Lawyers for the Kenyan opposition filed a petition with the Supreme Court challenging President Kenyatta’s re-election.
In a ruling issued on Friday, the court said the electoral board committed “irregularities and illegalities” during last month’s vote, harming the integrity of the election.
The Nairobi-based court ordered another presidential election to be held within 60 days.
“The declaration [of Kenyatta’s win] is invalid, null and void,” said Judge David Maraga, announcing the verdict of four out of the six judges.
No presidential election in Kenya has ever been nullified before.
Maraga said the election commission “failed, neglected or refused to conduct the presidential election in a manner consistent with the dictates of the constitution”.
In a national address following the court decision, Kenyatta said that while he “personally disagrees” with the ruling, he will “respect it, as much as I disagree with it”.
“It is important to respect the rule of law … we are ready to go back again to the people with the same agenda,” he said as he appealed for calm.
But he also criticised the six members of the Supreme Court for going “against the will of the people”, by nullifying the vote.
Later on Friday, Kenyatta told his supporters that his status as “president-elect” had been taken away by “Maraga and his crooks.”
He added that the judges should know they are dealing with an incumbent president.
A lawyer for Kenyatta, Ahmednasir Abdullahi, said the decision was “very political” and the election board had “done nothing wrong”. But he said the decision had to be respected.
The protest was brought before the Supreme Court by opposition leader Raila Odinga.
Kenyatta was announced the winner with 54 percent of the vote – but Odinga claimed the election was rigged with electronic voting results hacked into and manipulated in favour of Kenyatta.

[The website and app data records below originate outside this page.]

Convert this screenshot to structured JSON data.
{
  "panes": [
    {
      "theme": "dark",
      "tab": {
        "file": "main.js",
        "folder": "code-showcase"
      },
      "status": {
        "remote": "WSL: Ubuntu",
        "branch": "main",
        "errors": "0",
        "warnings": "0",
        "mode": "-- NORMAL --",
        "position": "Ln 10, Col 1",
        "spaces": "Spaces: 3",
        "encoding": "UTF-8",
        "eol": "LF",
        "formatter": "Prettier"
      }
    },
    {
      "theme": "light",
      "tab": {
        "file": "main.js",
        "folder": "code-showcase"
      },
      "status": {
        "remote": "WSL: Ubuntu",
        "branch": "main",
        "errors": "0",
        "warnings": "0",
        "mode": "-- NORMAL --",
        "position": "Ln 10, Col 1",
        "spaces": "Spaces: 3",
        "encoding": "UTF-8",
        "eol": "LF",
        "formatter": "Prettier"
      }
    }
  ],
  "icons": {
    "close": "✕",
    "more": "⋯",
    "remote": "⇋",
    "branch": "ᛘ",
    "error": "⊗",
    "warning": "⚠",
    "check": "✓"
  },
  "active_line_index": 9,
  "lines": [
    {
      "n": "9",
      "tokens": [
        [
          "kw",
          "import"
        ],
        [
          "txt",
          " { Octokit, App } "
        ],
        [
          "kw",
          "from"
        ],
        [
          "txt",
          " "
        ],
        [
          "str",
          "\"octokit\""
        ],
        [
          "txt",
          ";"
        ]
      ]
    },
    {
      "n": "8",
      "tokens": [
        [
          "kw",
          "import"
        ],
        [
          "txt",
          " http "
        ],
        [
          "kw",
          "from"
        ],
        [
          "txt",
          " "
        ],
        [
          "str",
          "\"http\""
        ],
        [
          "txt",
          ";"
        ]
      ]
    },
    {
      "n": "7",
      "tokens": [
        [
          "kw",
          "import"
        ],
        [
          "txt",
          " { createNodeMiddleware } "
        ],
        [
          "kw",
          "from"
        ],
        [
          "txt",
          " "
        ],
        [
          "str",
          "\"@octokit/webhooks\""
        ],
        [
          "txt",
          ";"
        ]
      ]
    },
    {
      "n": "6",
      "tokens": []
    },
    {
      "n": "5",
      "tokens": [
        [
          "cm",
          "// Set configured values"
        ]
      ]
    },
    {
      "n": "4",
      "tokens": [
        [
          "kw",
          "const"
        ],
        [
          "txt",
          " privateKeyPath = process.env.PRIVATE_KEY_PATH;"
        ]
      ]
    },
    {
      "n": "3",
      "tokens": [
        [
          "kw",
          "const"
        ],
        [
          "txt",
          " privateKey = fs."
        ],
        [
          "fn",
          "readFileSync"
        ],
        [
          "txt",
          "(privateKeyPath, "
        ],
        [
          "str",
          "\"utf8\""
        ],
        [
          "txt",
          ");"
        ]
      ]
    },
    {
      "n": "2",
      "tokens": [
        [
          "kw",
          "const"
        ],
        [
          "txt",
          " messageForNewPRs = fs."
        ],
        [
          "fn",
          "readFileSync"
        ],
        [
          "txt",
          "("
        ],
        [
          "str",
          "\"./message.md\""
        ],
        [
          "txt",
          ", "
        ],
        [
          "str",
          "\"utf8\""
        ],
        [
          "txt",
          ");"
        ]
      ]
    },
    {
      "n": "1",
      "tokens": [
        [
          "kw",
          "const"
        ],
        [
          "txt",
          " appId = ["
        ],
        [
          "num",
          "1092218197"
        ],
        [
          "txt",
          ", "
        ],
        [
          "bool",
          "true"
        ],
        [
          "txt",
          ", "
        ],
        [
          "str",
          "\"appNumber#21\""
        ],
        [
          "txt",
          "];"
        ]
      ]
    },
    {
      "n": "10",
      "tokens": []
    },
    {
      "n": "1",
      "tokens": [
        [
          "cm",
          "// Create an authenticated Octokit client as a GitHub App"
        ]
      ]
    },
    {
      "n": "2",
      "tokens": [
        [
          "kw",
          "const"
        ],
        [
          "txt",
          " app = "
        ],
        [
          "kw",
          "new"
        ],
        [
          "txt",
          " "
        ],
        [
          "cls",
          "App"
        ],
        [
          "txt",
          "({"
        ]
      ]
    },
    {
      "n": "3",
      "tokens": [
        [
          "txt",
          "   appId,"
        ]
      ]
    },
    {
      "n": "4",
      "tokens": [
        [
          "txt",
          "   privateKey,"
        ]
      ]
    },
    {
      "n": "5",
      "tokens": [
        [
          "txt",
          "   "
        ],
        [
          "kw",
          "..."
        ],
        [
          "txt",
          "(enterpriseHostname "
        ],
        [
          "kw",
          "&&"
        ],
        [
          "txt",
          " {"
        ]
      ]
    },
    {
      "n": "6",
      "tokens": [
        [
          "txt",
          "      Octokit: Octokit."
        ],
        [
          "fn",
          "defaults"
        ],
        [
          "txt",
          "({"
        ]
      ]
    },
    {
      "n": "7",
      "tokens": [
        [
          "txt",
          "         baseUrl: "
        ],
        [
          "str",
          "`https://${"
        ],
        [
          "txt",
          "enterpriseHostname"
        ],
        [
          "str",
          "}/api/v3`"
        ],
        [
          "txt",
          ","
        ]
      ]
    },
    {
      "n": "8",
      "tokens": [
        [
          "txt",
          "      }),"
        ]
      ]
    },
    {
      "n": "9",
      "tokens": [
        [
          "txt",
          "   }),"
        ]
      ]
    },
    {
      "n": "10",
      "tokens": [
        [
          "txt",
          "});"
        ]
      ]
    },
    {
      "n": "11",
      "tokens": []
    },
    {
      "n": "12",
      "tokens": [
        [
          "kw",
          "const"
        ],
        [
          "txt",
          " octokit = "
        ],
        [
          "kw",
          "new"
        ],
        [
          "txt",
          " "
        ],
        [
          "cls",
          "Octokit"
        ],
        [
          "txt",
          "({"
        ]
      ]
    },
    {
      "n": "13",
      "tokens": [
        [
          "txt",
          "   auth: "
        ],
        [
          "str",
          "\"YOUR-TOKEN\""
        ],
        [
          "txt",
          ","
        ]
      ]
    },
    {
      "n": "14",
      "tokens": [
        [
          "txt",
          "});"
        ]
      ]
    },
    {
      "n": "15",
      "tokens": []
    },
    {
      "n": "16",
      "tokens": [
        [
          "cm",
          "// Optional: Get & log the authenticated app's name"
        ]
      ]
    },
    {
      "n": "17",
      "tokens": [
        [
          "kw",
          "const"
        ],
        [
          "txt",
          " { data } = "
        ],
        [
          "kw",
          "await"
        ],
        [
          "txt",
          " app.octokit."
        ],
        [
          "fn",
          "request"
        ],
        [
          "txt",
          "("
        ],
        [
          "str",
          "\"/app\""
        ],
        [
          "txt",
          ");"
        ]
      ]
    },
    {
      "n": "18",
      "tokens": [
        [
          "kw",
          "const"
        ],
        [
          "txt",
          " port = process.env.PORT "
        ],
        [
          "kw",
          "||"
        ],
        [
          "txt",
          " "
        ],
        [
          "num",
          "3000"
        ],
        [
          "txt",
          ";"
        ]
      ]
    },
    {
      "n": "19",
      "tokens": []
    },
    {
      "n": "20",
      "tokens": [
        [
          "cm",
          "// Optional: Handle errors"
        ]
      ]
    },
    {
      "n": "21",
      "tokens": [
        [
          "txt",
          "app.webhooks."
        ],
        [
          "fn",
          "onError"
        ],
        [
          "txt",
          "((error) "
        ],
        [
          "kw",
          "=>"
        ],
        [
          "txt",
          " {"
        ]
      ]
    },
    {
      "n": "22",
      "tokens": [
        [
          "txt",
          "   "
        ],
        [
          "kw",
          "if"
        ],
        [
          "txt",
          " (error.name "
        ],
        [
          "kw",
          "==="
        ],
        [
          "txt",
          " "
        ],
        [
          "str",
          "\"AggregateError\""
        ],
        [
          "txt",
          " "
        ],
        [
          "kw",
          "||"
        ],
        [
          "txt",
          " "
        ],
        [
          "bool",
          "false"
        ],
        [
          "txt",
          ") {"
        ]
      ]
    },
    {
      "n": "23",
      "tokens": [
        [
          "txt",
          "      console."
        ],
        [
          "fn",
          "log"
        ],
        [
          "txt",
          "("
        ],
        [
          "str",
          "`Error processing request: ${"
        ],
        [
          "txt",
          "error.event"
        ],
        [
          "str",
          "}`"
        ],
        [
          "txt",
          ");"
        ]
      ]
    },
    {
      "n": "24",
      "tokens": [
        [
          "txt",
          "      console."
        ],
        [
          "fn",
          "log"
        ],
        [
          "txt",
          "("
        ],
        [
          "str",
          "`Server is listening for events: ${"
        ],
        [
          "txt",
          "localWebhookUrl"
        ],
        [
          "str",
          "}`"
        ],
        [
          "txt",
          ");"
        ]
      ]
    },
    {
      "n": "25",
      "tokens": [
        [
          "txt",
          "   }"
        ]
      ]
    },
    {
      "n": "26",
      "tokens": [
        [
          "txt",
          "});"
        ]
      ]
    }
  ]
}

Kenya’s electoral commission had said there was a hacking attempt but it had failed. International election observers said they saw no interference with the vote.
Odinga supporters erupted in jubilation after the decision was announced.
“This is an unprecedented ruling,” Odinga said outside the court. “This is a triumph for the people of Kenya.”
He condemned members of the electoral board and vowed to press for criminal proceedings.
“We have no faith at all in the electoral commission as currently constituted. They have committed criminal acts,” said Odinga.
“Most of them actually belong [in] jail and, therefore, we are going to ask for prosecution of all the electoral commission officers who have caused this monstrous crime against the people of Kenya.”
Odinga’s lawyer had asked the court to invalidate Kenyatta’s win, saying a scrutiny of the forms used to tally the votes had anomalies that affected nearly five million votes.
Odinga said the ruling sets a precedent for the African continent and he thanked the judges for acting “for posterity of Kenyans”.
Residents in the western city of Kisumu, where Odinga has strong backing, celebrated in the streets. Motorcycle riders honked their horns.
“Today is a special today and I will celebrate until I am worn out,” said 32-year-old Kevin Ouma.
East Africa’s biggest economy has a history of disputed elections. A dispute over the 2007 poll, which Odinga challenged after being declared loser, was followed by weeks of ethnic bloodshed in which more than 1,200 were killed.
Al Jazeera’s Mohammed Adow, reporting from the court in Nairobi, said Friday’s ruling was “historic, unprecedented anywhere in Africa”.
“The judges found that the electoral commission did not conduct the election according to the constitution and the electoral laws of Kenya. They say there have been massive irregularities in the transmission of the results from the polling station to the national tallying centre,” said Adow.
“This verdict given today raises a lot of questions.”
Unease around the election rose when the official who oversaw the electronic voting system was found tortured and killed days before the vote.
Security was tight around the court on Friday with armed police and barricaded streets. Human rights groups have said police killed at least 24 people in the unrest that followed the August 8 vote.
Odinga has contested the last three elections and lost each time. After each one, he has claimed the votes were marred by rigging. In 2013, the Supreme Court dismissed his petition.
This time, his team focused on proving that the process for tallying and transmitting results was flawed, rather than proving how much of the vote was rigged.